*** Entries supplied
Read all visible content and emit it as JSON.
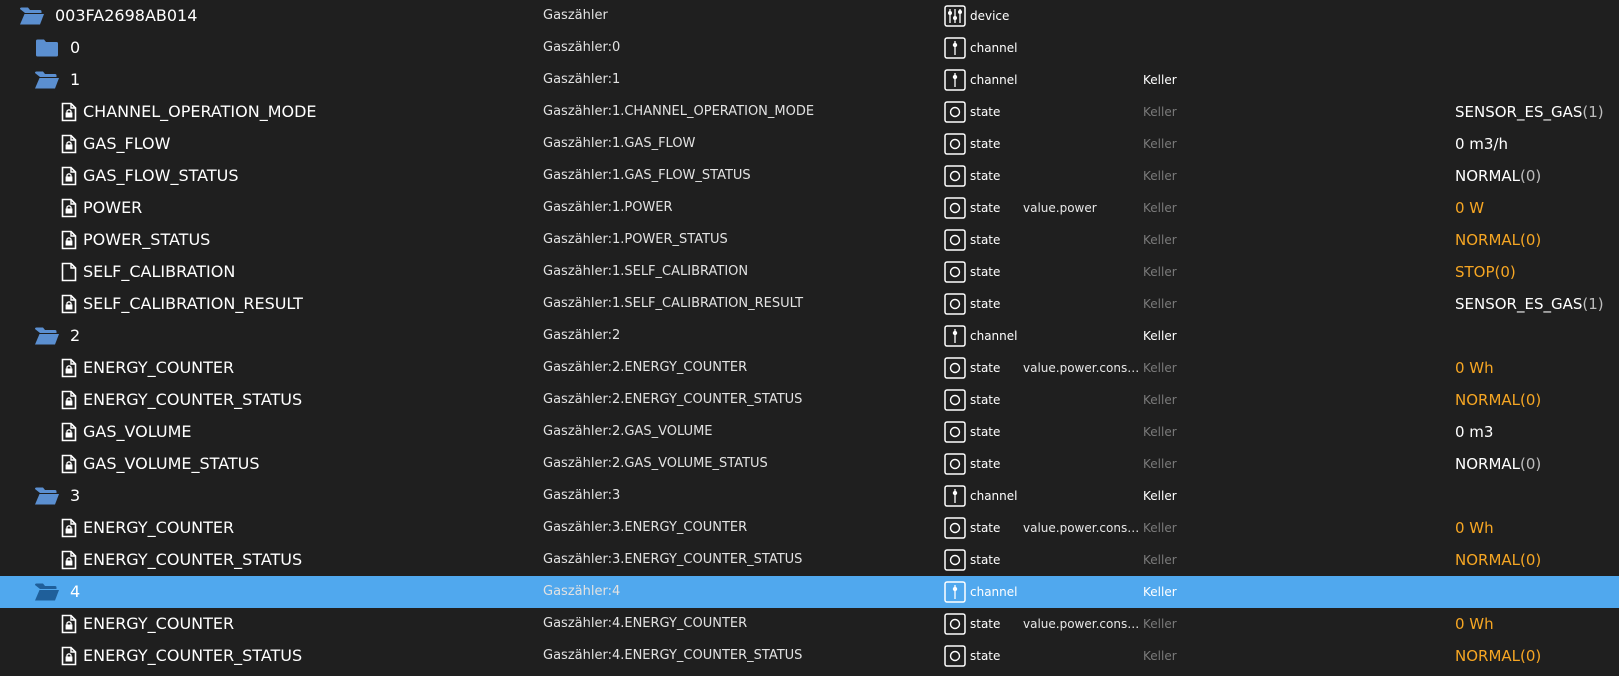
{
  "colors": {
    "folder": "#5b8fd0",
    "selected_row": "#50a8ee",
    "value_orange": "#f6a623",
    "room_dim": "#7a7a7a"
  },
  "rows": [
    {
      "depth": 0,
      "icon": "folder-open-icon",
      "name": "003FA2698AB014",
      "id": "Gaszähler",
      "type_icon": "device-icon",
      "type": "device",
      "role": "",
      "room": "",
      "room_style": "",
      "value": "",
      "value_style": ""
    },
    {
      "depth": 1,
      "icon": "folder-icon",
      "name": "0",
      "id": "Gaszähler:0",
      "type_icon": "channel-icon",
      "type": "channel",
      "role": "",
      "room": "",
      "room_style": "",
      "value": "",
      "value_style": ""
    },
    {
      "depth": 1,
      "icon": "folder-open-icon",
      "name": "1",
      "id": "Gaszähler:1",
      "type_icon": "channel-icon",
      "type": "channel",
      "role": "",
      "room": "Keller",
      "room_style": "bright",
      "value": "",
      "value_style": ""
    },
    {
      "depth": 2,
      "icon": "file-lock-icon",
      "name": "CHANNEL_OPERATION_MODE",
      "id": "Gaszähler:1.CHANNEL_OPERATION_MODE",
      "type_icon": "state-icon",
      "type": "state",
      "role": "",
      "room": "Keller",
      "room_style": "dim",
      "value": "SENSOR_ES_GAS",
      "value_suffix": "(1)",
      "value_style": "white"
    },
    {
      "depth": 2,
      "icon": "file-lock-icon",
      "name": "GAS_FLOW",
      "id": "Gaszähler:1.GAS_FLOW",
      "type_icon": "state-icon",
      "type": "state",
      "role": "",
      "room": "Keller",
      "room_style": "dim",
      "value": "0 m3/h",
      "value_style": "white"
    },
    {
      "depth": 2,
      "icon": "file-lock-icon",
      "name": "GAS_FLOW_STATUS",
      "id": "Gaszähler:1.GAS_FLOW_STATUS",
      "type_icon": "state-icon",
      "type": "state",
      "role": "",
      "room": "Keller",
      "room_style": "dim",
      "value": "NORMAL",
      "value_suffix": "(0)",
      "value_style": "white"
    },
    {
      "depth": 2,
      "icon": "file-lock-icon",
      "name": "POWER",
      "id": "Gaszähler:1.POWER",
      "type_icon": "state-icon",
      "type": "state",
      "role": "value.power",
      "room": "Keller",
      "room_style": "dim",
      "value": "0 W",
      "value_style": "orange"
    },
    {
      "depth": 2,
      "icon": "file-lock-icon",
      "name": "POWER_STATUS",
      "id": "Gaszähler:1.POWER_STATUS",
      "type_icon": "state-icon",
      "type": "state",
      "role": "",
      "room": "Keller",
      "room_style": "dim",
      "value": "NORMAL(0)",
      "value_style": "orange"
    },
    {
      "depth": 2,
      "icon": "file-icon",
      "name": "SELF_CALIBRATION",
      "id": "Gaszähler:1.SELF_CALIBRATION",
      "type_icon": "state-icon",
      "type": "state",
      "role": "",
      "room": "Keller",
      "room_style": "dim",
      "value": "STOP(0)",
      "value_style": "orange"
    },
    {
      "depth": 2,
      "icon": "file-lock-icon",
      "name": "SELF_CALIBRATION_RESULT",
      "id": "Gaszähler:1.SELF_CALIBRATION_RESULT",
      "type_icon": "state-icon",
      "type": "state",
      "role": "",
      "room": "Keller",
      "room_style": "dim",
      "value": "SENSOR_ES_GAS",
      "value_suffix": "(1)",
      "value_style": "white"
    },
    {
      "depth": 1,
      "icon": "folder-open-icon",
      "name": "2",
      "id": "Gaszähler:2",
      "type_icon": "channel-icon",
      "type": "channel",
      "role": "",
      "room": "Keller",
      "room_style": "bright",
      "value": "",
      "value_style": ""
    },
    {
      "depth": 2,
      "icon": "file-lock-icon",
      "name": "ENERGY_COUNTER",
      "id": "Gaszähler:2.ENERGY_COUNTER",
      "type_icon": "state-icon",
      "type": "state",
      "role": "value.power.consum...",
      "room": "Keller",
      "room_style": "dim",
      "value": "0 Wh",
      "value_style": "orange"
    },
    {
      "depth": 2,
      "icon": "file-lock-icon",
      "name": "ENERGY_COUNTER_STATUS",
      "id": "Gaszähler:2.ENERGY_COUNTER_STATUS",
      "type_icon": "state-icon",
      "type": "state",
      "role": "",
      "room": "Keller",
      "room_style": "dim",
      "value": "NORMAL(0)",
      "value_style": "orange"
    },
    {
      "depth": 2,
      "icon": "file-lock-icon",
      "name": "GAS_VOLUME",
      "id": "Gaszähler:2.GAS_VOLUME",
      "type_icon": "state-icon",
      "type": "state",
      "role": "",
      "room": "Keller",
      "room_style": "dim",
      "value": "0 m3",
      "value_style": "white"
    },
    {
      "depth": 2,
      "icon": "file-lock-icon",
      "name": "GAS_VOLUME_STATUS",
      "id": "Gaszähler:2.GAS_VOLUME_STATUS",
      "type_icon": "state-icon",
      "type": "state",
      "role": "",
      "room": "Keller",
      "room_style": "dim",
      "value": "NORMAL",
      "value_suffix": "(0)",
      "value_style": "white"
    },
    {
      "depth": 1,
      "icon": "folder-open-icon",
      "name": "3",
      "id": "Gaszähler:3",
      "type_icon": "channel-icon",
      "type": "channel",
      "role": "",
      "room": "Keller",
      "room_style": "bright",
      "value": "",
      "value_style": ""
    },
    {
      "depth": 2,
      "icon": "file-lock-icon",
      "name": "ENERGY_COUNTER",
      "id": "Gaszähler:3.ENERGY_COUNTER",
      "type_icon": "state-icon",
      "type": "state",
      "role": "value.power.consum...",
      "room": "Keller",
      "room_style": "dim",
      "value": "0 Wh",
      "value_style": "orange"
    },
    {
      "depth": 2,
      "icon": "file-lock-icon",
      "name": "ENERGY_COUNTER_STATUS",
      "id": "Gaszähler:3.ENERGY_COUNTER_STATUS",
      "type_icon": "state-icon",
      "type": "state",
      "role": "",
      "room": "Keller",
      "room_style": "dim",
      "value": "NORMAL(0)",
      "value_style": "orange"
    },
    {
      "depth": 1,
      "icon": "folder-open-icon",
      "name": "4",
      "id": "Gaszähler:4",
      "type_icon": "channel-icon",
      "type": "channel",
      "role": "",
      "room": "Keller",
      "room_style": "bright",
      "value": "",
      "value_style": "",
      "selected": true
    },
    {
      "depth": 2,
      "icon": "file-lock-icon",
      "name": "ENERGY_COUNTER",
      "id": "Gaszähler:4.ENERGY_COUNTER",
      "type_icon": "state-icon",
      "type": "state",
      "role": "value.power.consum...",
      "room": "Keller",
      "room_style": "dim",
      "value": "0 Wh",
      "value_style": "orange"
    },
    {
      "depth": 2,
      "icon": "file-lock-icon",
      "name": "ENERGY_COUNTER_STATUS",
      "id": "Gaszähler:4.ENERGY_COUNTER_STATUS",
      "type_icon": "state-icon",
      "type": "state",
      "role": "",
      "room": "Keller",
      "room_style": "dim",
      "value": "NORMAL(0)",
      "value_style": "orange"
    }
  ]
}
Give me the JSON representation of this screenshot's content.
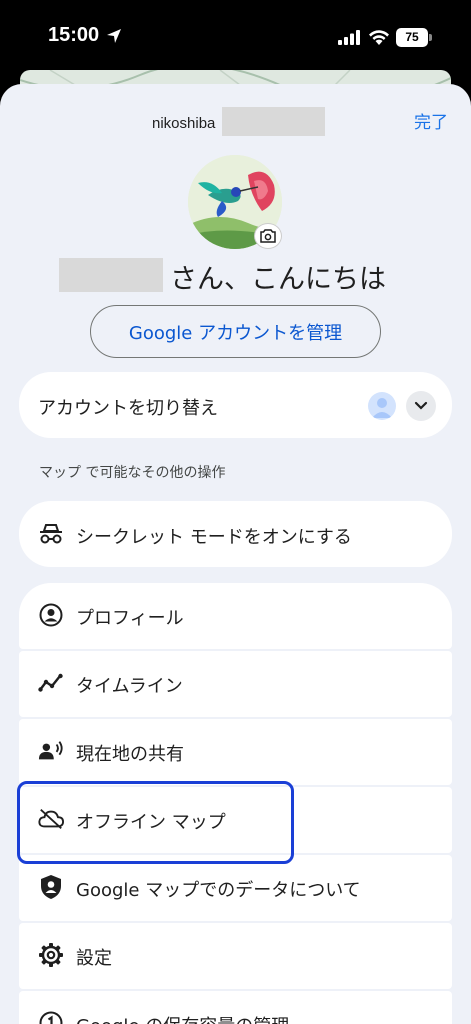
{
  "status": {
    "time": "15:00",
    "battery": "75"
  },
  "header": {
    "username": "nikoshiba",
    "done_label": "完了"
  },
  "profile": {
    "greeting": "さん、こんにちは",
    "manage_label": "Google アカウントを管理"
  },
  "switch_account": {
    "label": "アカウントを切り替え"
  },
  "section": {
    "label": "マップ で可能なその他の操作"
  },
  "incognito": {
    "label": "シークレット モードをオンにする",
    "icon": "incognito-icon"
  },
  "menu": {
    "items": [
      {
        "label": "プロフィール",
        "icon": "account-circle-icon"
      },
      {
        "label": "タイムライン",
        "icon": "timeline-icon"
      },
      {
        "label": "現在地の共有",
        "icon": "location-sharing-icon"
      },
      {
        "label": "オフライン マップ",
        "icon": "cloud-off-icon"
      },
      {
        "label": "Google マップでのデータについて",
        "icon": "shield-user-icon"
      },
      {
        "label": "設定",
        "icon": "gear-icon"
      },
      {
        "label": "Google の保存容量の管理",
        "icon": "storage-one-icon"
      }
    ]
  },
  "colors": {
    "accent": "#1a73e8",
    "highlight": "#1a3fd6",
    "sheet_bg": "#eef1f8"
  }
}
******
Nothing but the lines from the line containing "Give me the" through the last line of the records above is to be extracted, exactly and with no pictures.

Give me the JSON representation of this screenshot's content.
{
  "status": {
    "time": "15:00",
    "battery": "75"
  },
  "header": {
    "username": "nikoshiba",
    "done_label": "完了"
  },
  "profile": {
    "greeting": "さん、こんにちは",
    "manage_label": "Google アカウントを管理"
  },
  "switch_account": {
    "label": "アカウントを切り替え"
  },
  "section": {
    "label": "マップ で可能なその他の操作"
  },
  "incognito": {
    "label": "シークレット モードをオンにする",
    "icon": "incognito-icon"
  },
  "menu": {
    "items": [
      {
        "label": "プロフィール",
        "icon": "account-circle-icon"
      },
      {
        "label": "タイムライン",
        "icon": "timeline-icon"
      },
      {
        "label": "現在地の共有",
        "icon": "location-sharing-icon"
      },
      {
        "label": "オフライン マップ",
        "icon": "cloud-off-icon"
      },
      {
        "label": "Google マップでのデータについて",
        "icon": "shield-user-icon"
      },
      {
        "label": "設定",
        "icon": "gear-icon"
      },
      {
        "label": "Google の保存容量の管理",
        "icon": "storage-one-icon"
      }
    ]
  },
  "colors": {
    "accent": "#1a73e8",
    "highlight": "#1a3fd6",
    "sheet_bg": "#eef1f8"
  }
}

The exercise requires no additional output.